Attenborough has many animal and plant species named after him, but this namesake is particularly special.
In this instance, the broadcaster has a whole genus - a group of related organisms with similar features - named after him. The type species (the species on which a genus is based) is Attenborosaurus conybeari.
Attenborosaurus was a plesiosaur, a reptile with a long neck, round body and four limb paddles. It lived about 190 million years ago and swam in tropical seas that covered land which now makes up the south coast of England.
When the remains of this animal were first discovered on the Jurassic Coast in 1880, they were referred to as Plesiosaurus conybeari. The original specimen was destroyed in 1940, during the Second World War, when a bomb fell on Bristol City Museum and Art Gallery.
Now the Natural History Museum in London houses the most complete copy, which you can see high up on the wall in the Fossil Marine Reptiles gallery.

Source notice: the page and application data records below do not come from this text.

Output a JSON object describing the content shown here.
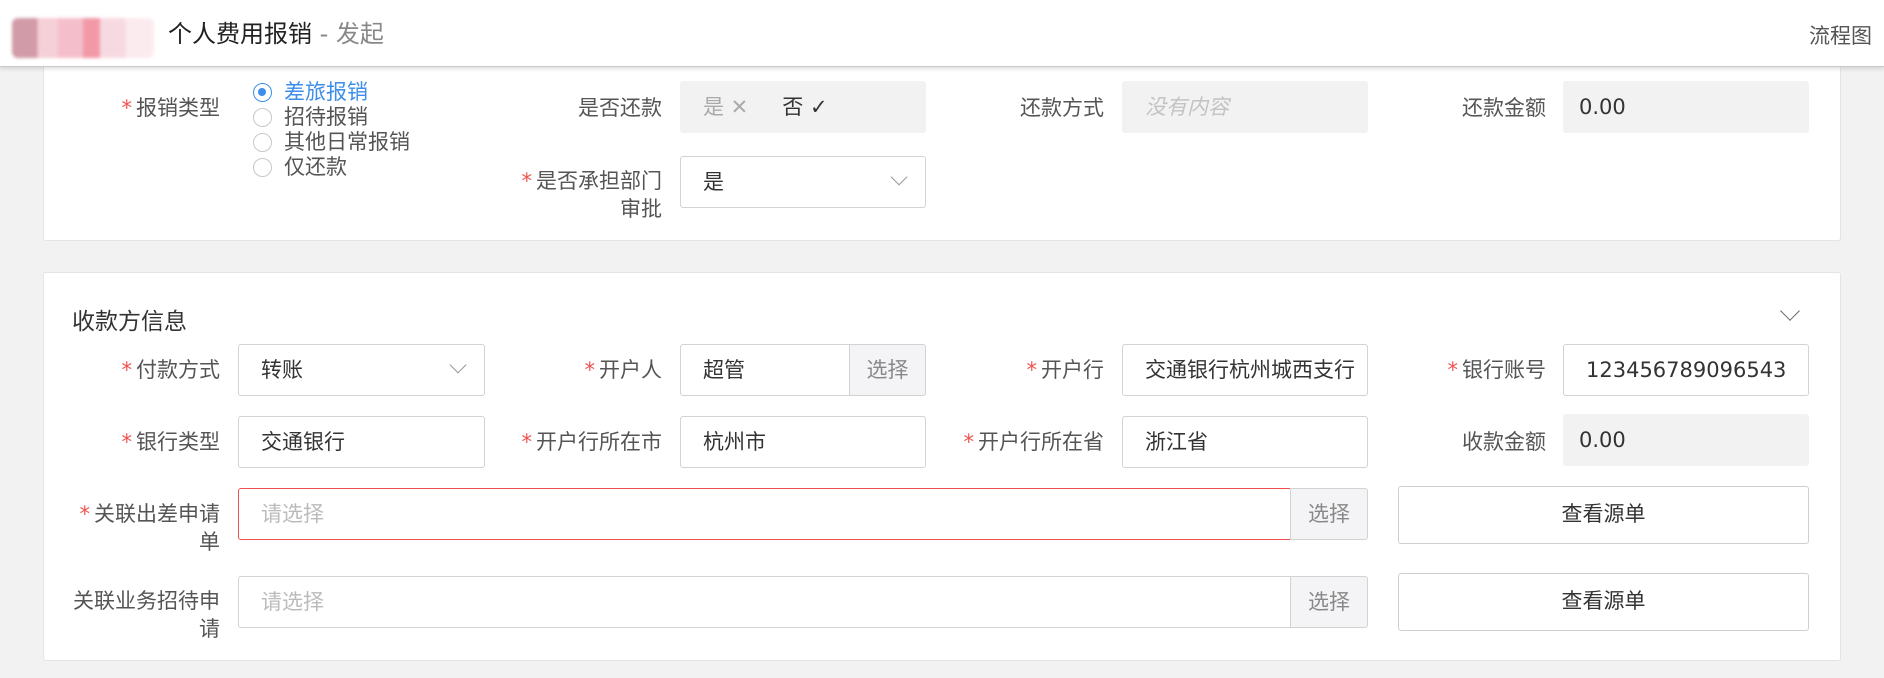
{
  "header": {
    "title_main": "个人费用报销",
    "title_sub": " - 发起",
    "flow_link": "流程图"
  },
  "reimbursement": {
    "type_label": "报销类型",
    "type_options": [
      {
        "label": "差旅报销",
        "checked": true
      },
      {
        "label": "招待报销",
        "checked": false
      },
      {
        "label": "其他日常报销",
        "checked": false
      },
      {
        "label": "仅还款",
        "checked": false
      }
    ],
    "repay_label": "是否还款",
    "repay_yes": "是 ✕",
    "repay_no": "否 ✓",
    "repay_method_label": "还款方式",
    "repay_method_placeholder": "没有内容",
    "repay_amount_label": "还款金额",
    "repay_amount_value": "0.00",
    "dept_approval_label_line1": "是否承担部门",
    "dept_approval_label_line2": "审批",
    "dept_approval_value": "是"
  },
  "payee": {
    "section_title": "收款方信息",
    "payment_method_label": "付款方式",
    "payment_method_value": "转账",
    "account_holder_label": "开户人",
    "account_holder_value": "超管",
    "select_label": "选择",
    "bank_label": "开户行",
    "bank_value": "交通银行杭州城西支行",
    "account_no_label": "银行账号",
    "account_no_value": "123456789096543",
    "bank_type_label": "银行类型",
    "bank_type_value": "交通银行",
    "bank_city_label": "开户行所在市",
    "bank_city_value": "杭州市",
    "bank_province_label": "开户行所在省",
    "bank_province_value": "浙江省",
    "receive_amount_label": "收款金额",
    "receive_amount_value": "0.00",
    "trip_request_label_line1": "关联出差申请",
    "trip_request_label_line2": "单",
    "trip_request_placeholder": "请选择",
    "entertain_request_label_line1": "关联业务招待申",
    "entertain_request_label_line2": "请",
    "entertain_request_placeholder": "请选择",
    "view_source_label": "查看源单"
  }
}
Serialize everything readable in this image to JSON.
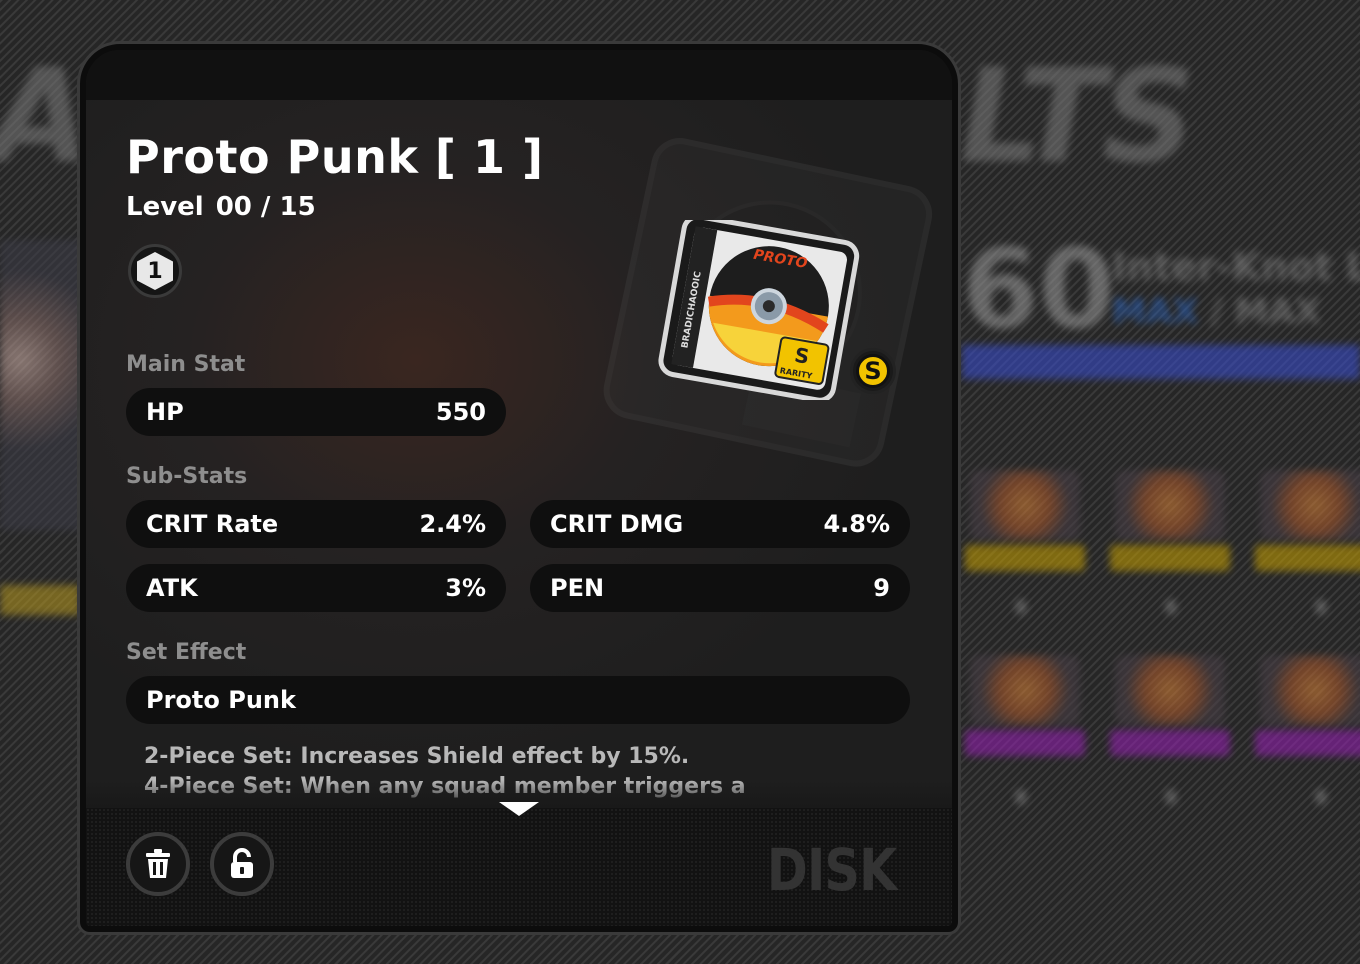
{
  "background": {
    "big_text_left": "A",
    "big_text_right": "LTS",
    "level_value": "60",
    "level_label": "Inter-Knot Le",
    "max_left": "MAX",
    "max_right": " / MAX"
  },
  "disk": {
    "title": "Proto Punk [ 1 ]",
    "level_label": "Level",
    "level_value": "00 / 15",
    "rank": "1",
    "rarity": "S",
    "art_brand": "PROTO",
    "art_rarity_label": "RARITY",
    "art_rarity_letter": "S",
    "art_side_text": "BRADICHAOOIC"
  },
  "main_stat": {
    "label": "Main Stat",
    "name": "HP",
    "value": "550"
  },
  "sub_stats": {
    "label": "Sub-Stats",
    "items": [
      {
        "name": "CRIT Rate",
        "value": "2.4%"
      },
      {
        "name": "CRIT DMG",
        "value": "4.8%"
      },
      {
        "name": "ATK",
        "value": "3%"
      },
      {
        "name": "PEN",
        "value": "9"
      }
    ]
  },
  "set_effect": {
    "label": "Set Effect",
    "name": "Proto Punk",
    "line1": "2-Piece Set: Increases Shield effect by 15%.",
    "line2": "4-Piece Set: When any squad member triggers a"
  },
  "footer": {
    "delete_icon": "trash-icon",
    "lock_icon": "unlock-icon",
    "tag": "DISK"
  },
  "colors": {
    "rarity_gold": "#f2c300",
    "panel_bg": "#1b1b1b",
    "stat_bg": "#0f0f0f",
    "accent_blue": "#3a4fd6"
  }
}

Since the original was destroyed, the Museum plaster cast of the skeleton is now the type specimen.
It was renamed after Sir David in 1993 by palaeontologist Robert Bakker, who realised this animal was different enough from other plesiosaurs to deserve its own genus, Attenborosaurus.
After the named was officially declared, Sir David paid a visit to the Museum to visit the fossil reptile.
Angela Milner, a Museum palaeontologist who hosted Attenborough, says, 'When the animal was named after him he was so thrilled, like a dog with two tails.'